The Sunday Post (Inverness)
Red-hot Celtic turn it on with show of six-y football
Celtic warmed up for next weekend’s Scottish Cup clash with Rangers with a red-hot display against Livingston.
Since taking over as Hoops caretaker boss at the start of March following Neil Lennon’s departure, John Kennedy has been waiting for it all to come together.
And yesterday, in unseasonal snow, it did. With not even a potential injury worry over James Forrest, subbed just before the hour as a precaution, could take the smile off his face.
“I’ve felt this coming for the last few weeks. I thought we were going to score a few goals and give someone a bit of a hiding,” he said.
“The performance gives us the foundation and the basis to get results.
“It has been a case of building back the structure, making sure everybody knows their roles and then the quality always comes through.
“If you get that basis right you can control games and you can build up the confidence which we have seen today in abundance with our important players doing damage in the box.
“It was really pleasing, I thought our decision-making in the final third was very good – we got much more attempts from inside the box. It was a top performance.”
The fact the Forrest brothers, James and Alan, lined up in opposition, meant there was a small personal tussle going on in the middle of the larger contest.
And James it was who got the breakthrough at a time when the game looked in serious danger of stagnating.
Darting through on to a clever ball round the corner by Odsonne
Edouard, he found himself one on one with Robbie Mccrorie.
The Livi keeper narrowed the angle with a dash off his goalline but his opponent was too quick, too composed, and coolly netted.
Up to that point it had been Alan Forrest who had given the Hoops their only anxious moment.
Dispossessing Scott Brown, he scampered clear but Stephen Welsh was alert to the danger and came across to make a saving tackle that gave his side time to regroup.

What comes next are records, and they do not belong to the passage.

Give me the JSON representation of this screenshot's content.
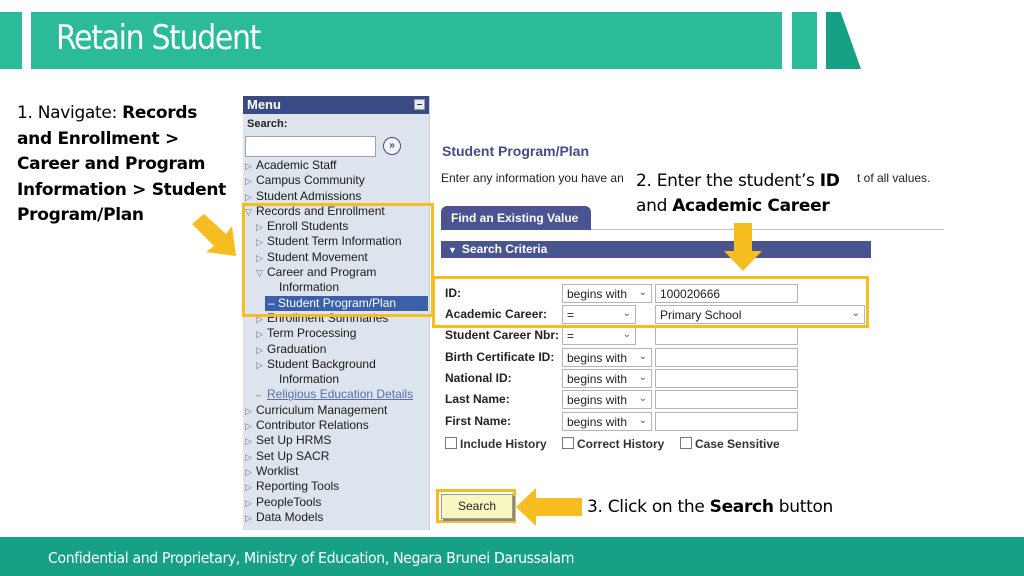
{
  "header": {
    "title": "Retain Student"
  },
  "instructions": {
    "step1": {
      "prefix": "1. Navigate: ",
      "path": "Records and Enrollment > Career and Program Information > Student Program/Plan"
    },
    "step2": {
      "prefix": "2. Enter the student’s ",
      "bold1": "ID",
      "mid": " and ",
      "bold2": "Academic Career"
    },
    "step3": {
      "prefix": "3. Click on the ",
      "bold": "Search",
      "suffix": " button"
    }
  },
  "menu": {
    "title": "Menu",
    "search_label": "Search:",
    "search_value": "",
    "go_icon": "»",
    "items": [
      {
        "label": "Academic Staff",
        "level": 0,
        "icon": "triangle-right"
      },
      {
        "label": "Campus Community",
        "level": 0,
        "icon": "triangle-right"
      },
      {
        "label": "Student Admissions",
        "level": 0,
        "icon": "triangle-right"
      },
      {
        "label": "Records and Enrollment",
        "level": 0,
        "icon": "triangle-down"
      },
      {
        "label": "Enroll Students",
        "level": 1,
        "icon": "triangle-right"
      },
      {
        "label": "Student Term Information",
        "level": 1,
        "icon": "triangle-right"
      },
      {
        "label": "Student Movement",
        "level": 1,
        "icon": "triangle-right"
      },
      {
        "label": "Career and Program",
        "level": 1,
        "icon": "triangle-down"
      },
      {
        "label": "Information",
        "level": 2,
        "icon": ""
      },
      {
        "label": "– Student Program/Plan",
        "level": 2,
        "icon": "",
        "selected": true
      },
      {
        "label": "Enrollment Summaries",
        "level": 1,
        "icon": "triangle-right"
      },
      {
        "label": "Term Processing",
        "level": 1,
        "icon": "triangle-right"
      },
      {
        "label": "Graduation",
        "level": 1,
        "icon": "triangle-right"
      },
      {
        "label": "Student Background",
        "level": 1,
        "icon": "triangle-right"
      },
      {
        "label": "Information",
        "level": 2,
        "icon": ""
      },
      {
        "label": "Religious Education Details",
        "level": 1,
        "icon": "dash",
        "link": true
      },
      {
        "label": "Curriculum Management",
        "level": 0,
        "icon": "triangle-right"
      },
      {
        "label": "Contributor Relations",
        "level": 0,
        "icon": "triangle-right"
      },
      {
        "label": "Set Up HRMS",
        "level": 0,
        "icon": "triangle-right"
      },
      {
        "label": "Set Up SACR",
        "level": 0,
        "icon": "triangle-right"
      },
      {
        "label": "Worklist",
        "level": 0,
        "icon": "triangle-right"
      },
      {
        "label": "Reporting Tools",
        "level": 0,
        "icon": "triangle-right"
      },
      {
        "label": "PeopleTools",
        "level": 0,
        "icon": "triangle-right"
      },
      {
        "label": "Data Models",
        "level": 0,
        "icon": "triangle-right"
      }
    ]
  },
  "page": {
    "title": "Student Program/Plan",
    "description_start": "Enter any information you have an",
    "description_end": "t of all values.",
    "tab_label": "Find an Existing Value",
    "section_label": "Search Criteria",
    "fields": [
      {
        "label": "ID:",
        "operator": "begins with",
        "value": "100020666"
      },
      {
        "label": "Academic Career:",
        "operator": "=",
        "value": "Primary School"
      },
      {
        "label": "Student Career Nbr:",
        "operator": "=",
        "value": ""
      },
      {
        "label": "Birth Certificate ID:",
        "operator": "begins with",
        "value": ""
      },
      {
        "label": "National ID:",
        "operator": "begins with",
        "value": ""
      },
      {
        "label": "Last Name:",
        "operator": "begins with",
        "value": ""
      },
      {
        "label": "First Name:",
        "operator": "begins with",
        "value": ""
      }
    ],
    "checkboxes": [
      {
        "label": "Include History",
        "checked": false
      },
      {
        "label": "Correct History",
        "checked": false
      },
      {
        "label": "Case Sensitive",
        "checked": false
      }
    ],
    "search_button": "Search"
  },
  "footer": {
    "text": "Confidential and Proprietary, Ministry of Education, Negara Brunei Darussalam"
  },
  "colors": {
    "banner": "#2bbb98",
    "footer": "#16a085",
    "highlight": "#f5bd1f",
    "menu_header": "#3a4a85"
  }
}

That was something the West Lothian team failed to do themselves after falling behind because all too quickly it was 2-0.

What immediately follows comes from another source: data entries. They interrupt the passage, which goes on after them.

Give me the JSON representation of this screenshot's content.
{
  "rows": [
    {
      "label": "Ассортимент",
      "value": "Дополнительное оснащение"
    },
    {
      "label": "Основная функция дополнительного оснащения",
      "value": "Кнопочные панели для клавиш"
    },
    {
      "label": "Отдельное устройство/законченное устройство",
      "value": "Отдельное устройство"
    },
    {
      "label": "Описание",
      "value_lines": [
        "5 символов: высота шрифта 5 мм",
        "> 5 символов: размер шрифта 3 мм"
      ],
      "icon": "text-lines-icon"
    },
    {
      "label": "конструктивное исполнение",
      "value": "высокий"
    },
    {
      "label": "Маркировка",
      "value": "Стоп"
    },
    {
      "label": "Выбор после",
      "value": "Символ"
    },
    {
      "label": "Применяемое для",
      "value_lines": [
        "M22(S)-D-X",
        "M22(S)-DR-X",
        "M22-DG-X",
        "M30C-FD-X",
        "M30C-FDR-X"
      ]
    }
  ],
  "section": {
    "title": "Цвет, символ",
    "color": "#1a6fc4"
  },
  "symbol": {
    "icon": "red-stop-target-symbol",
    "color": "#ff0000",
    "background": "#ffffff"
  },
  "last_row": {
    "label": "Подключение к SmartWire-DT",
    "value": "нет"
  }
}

They failed to clear when they had the chance and allowed Mo Elyounoussi to scamper to the byline on Celtic’s left.
Looking up, the Norwegian spotted David Turnbull’s run in support and picked out the midfielder with a cross he only needed to make contact with to score.

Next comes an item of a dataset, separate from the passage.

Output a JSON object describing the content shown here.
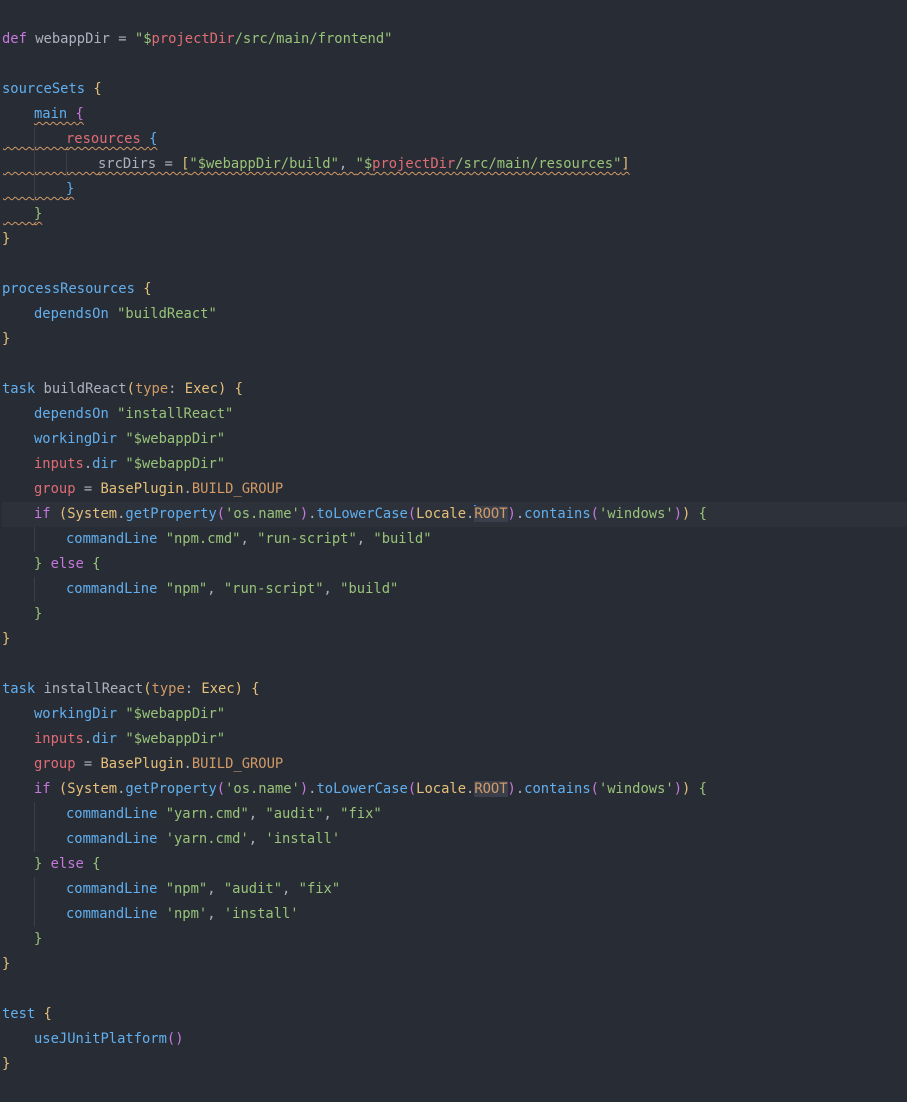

They were, to be fair, bang out of luck at the third.
Scott Brown did a great job to fling himself forward to get a diving header on Turnbull’s corner from the right.
His effort was not on target, though. At least not until it struck Livi central defender Jack Fitzwater who was left as the scorer of an unfortunate own goal.
There was zero doubt who to credit, with Celtic’s fourth.
Elyounoussi’s effort was a beauty, a curling right-foot shot from just inside the box that left Mccrorie with no chance.
There was plenty to admire too in his second and Celtic’s fifth, a dinked finish from the angle.
With time running down on what was a by now wearied Livingston side, Christie then added to the competition for the best goal of the afternoon when cashing in on an Efe Ambrose mistake to send an inch-perfect shot into the net.
It is, they say, much easier to score goals when your team are a few goals to the good but that didn’t diminish the quality of the finishing on show.
A minute’s silence was held before the game to mark the passing of Prince Philip, Duke of Edinburgh.
It was immaculately observed by the couple of hundred inside Celtic Park who stood silent throughout.
However, outside the ground it was clearly a different story with a series of loud bangs heard before and after referee Nick Walsh whistled to mark the end of the tribute.